Noting the statute’s use of the disjunctive “or” between its clauses, Justice Hull reasoned that Sec. 2239 defines two distinct ways in which a licensee’s use of alcohol could merit disciplinary measures. Based on Griffiths v. Superior Court (2002) 96 Cal.App.4th 757—which involved a doctor with multiple misdemeanor convictions involving alcohol—and Weissbuch v. Board of Medical Examiners (1974) 41 Cal.App.3d 924—which concerned a physician’s use of narcotics—Justice Hull concluded that an express finding of an actual adverse impact on a doctor’s day-to-day practice of medicine is not required for discipline to be imposed and that a finding of unprofessional conduct could be based on a potential for future harm.
As driving under the influence of alcohol not only “reflects poorly” on a physician’s common sense and professional judgment, but also “demonstrates an inability or unwillingness to obey legal prohibitions against such conduct and constitutes a serious breach of a duty owed to society,” Justice Hull opined that Dr. Watson “posed a danger to himself and others” by repeatedly engaging in such conduct.
Justice Hull added that a criminal conviction for driving under the influence was not required for professional discipline to comport with due process since Sec. 2239 provides licensees with “fair warning” of the conduct it prohibits, even if it is not a bright-line standard.

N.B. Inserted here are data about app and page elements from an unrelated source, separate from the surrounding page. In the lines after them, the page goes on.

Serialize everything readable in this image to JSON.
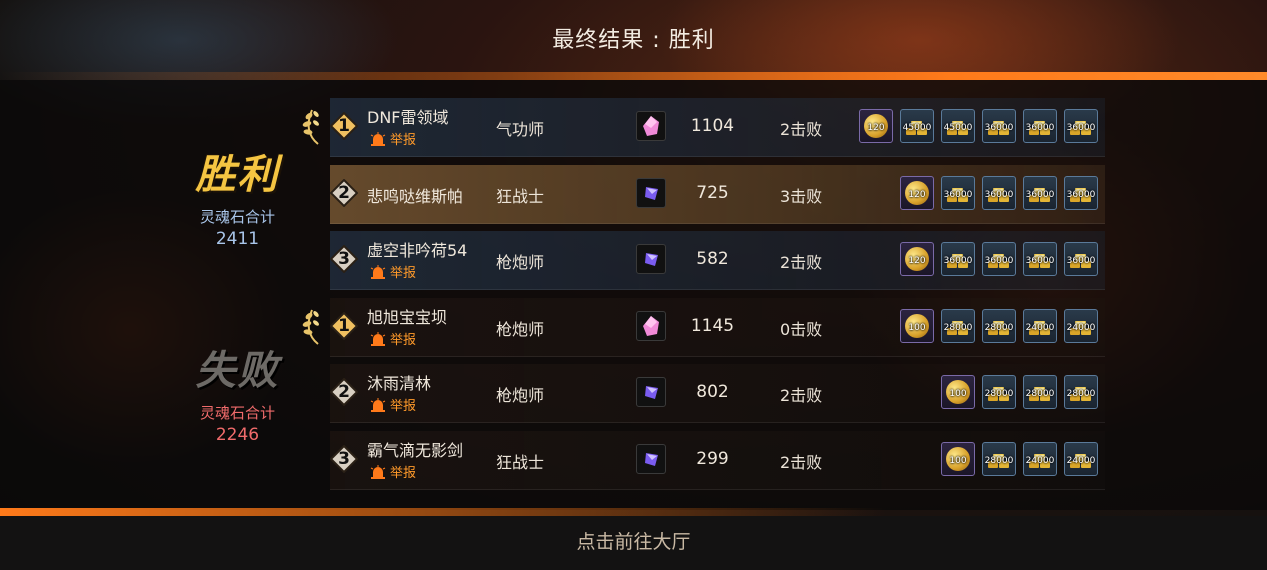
{
  "title": "最终结果 : 胜利",
  "footer": "点击前往大厅",
  "teams": {
    "win": {
      "word": "胜利",
      "label": "灵魂石合计",
      "value": "2411"
    },
    "lose": {
      "word": "失败",
      "label": "灵魂石合计",
      "value": "2246"
    }
  },
  "report_label": "举报",
  "players": [
    {
      "rank": "1",
      "name": "DNF雷领域",
      "class": "气功师",
      "item": "pink-crystal-icon",
      "score": "1104",
      "kills": "2击败",
      "soul": "120",
      "gold": [
        "45000",
        "45000",
        "36000",
        "36000",
        "36000"
      ]
    },
    {
      "rank": "2",
      "name": "悲鸣哒维斯帕",
      "class": "狂战士",
      "item": "purple-crystal-icon",
      "score": "725",
      "kills": "3击败",
      "soul": "120",
      "gold": [
        "36000",
        "36000",
        "36000",
        "36000"
      ]
    },
    {
      "rank": "3",
      "name": "虚空非吟荷54",
      "class": "枪炮师",
      "item": "purple-crystal-icon",
      "score": "582",
      "kills": "2击败",
      "soul": "120",
      "gold": [
        "36000",
        "36000",
        "36000",
        "36000"
      ]
    },
    {
      "rank": "1",
      "name": "旭旭宝宝坝",
      "class": "枪炮师",
      "item": "pink-crystal-icon",
      "score": "1145",
      "kills": "0击败",
      "soul": "100",
      "gold": [
        "28000",
        "28000",
        "24000",
        "24000"
      ]
    },
    {
      "rank": "2",
      "name": "沐雨清林",
      "class": "枪炮师",
      "item": "purple-crystal-icon",
      "score": "802",
      "kills": "2击败",
      "soul": "100",
      "gold": [
        "28000",
        "28000",
        "28000"
      ]
    },
    {
      "rank": "3",
      "name": "霸气滴无影剑",
      "class": "狂战士",
      "item": "purple-crystal-icon",
      "score": "299",
      "kills": "2击败",
      "soul": "100",
      "gold": [
        "28000",
        "24000",
        "24000"
      ]
    }
  ],
  "colors": {
    "accent": "#ff7a1a",
    "win_gold": "#f5c542",
    "report": "#ff9a2a"
  }
}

Justices Coleman Blease and Ronald B. Robie joined Hull in his decision.
The case is Watson v. Superior Court (Medical Board of California). A copy of the opinion is located at: http://www.courtinfo.ca.gov/opinions/documents/C059957.PDF
Attorney Commentary: There are a couple of things for licensed profesionals to learn from this published decision:
1. Even if you win your criminal case, the Medical Board can pursue the underlying allegations since it has a different burden of proof.
2. Be very careful in completing hospital privilege and malpractice applications. It appears that the Medical Board investigation may have resulted from the doctor's failure to complete the application accurately. Hospitals have a duty to report the alleged misrepresentations or failures to disclose to the Medical Board.
3. In our practice we have seen two driving under the influence convictions lead to probation even if there was no effect on the practice of medicine. Especially now that the diversion program has been abandoned, alcohol related arrests and/or convictions will be disciplined more aggressively by the Medical Board. The diversion program was eliminated in part due to lobbying by claims that consumers were not being protected by it.
4. The Medical Board often seeks probation in these types of cases since they want to have a means by which to monitor the doctor and have some control over his or her behavior. The problem is that probation is hard on a career -- posting on a website, loss of insurance contracts, difficulty in getting employed, etc.
Any questions or comments should be directed to: firstname.lastname@example.org or email@example.com Tracy Green is a principal at Green & Associates and Ann Schneider is a senior associate at Green & Associates. They focus their practice on the representation of professionals, including individual physicians, before licensing and regulatory agencies such as the Medical Board. Their website is: http://www.greenassoc.com/